During my last appointment I left wondering who is being treated – me or the HAQ. I realize this is a tool used by many physicians to obtain valuable information from patients. However, I wonder if this form sometimes becomes more the focus of the appointment than I am. Here are a few of my concerns …
Do physicians ever discuss this form with patients? I have been to two rheumatologists. Neither has ever said anything to me about the form, its importance or how it is used in their diagnosis and treatment of a patient.
My first doctor never touched the form. He was always more focused on seeing and thoroughly evaluating the joints along with open dialogue regarding symptoms. My current doctor reviews the HAQ first and then does a quick evaluation of joints. I believe what happens in the exam room is totally based on responses in the HAQ. This is based on my experience during appointments.
Definitions based on ‘whatever it means to you’ do not give a clear understanding of the patient. A few months ago I asked my doctor to define the word “pain” used on the HAQ. His response – “it’s whatever you think it is.” What I discovered is that is the actual direction given with this form – the patient should respond “using their own frame of reference” and “whatever it means to them”.
I have a concern with definitions. Take pain for example. My battle is not so much with pain, but a list of other symptoms. However, if I define pain only as “ouch, I hurt incredibly bad”, then ratings on the form would be lower. Unfortunately, that does not give an accurate assessment of how I’m doing overall because it does not acknowledge all those other symptoms. A low number in the rating and doc thinks I am “OK”, but is that accurate?
What about all the information that is not collected on the form? For example, does a patient use devices or aids to do routine tasks. I can answer a question about walking a distance, but if it does not allow me to say I use a cane when I do this, how is that helpful? The questions on this form simply do not collect enough information to make an complete assessment beneficial to the patient.
What about that long list of ‘other symptoms’ on the form? I admit I have become indifferent about this information because it has never been mentioned or discussed during my appointment. It leaves me feeling it is not relevant.

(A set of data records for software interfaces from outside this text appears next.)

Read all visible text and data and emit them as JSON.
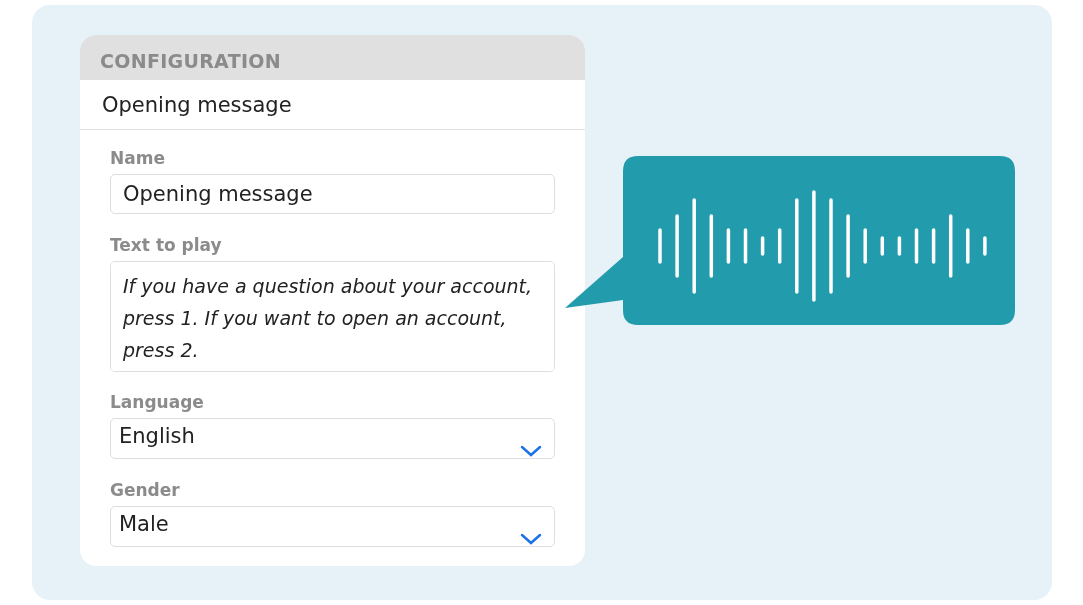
{
  "card": {
    "header": "CONFIGURATION",
    "title": "Opening message",
    "fields": [
      {
        "kind": "input",
        "label": "Name",
        "value": "Opening message"
      },
      {
        "kind": "textarea",
        "label": "Text to play",
        "value": "If you have a question about your account, press 1. If you want to open an account, press 2."
      },
      {
        "kind": "select",
        "label": "Language",
        "value": "English"
      },
      {
        "kind": "select",
        "label": "Gender",
        "value": "Male"
      }
    ]
  }
}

During that difficult last appointment the only comment the doctor made after viewing the HAQ was ‘so, you have no pain’ followed by a very quick check of some joints. I really have no idea how he could possibly detect anything with my hips, knees, ankles or feet as there was not even a full movement of the joint and he looked at nothing but my hands. I suppose he didn’t notice me hobbling out of the office.
That gets us to the recurring importance of patient involvement. It is not only about filling out a form and getting the patient’s perspective of their symptoms. Discussion during the exam is also critical. Perhaps patients should also be involved in the development of a form since they add a real-life perspective that doctors do not experience. These forms represent only a portion of the information a doctor should be evaluating. Input direct from the patient is critical, but only if that information is unrestricted.
Do you complete a health assessment questionnaire at your appointments? Is it discussed with your doctor? Share your experience and your thoughts.
Don’t forget – February 2 is Rheumatoid Awareness Day !
For details – rheum4us.org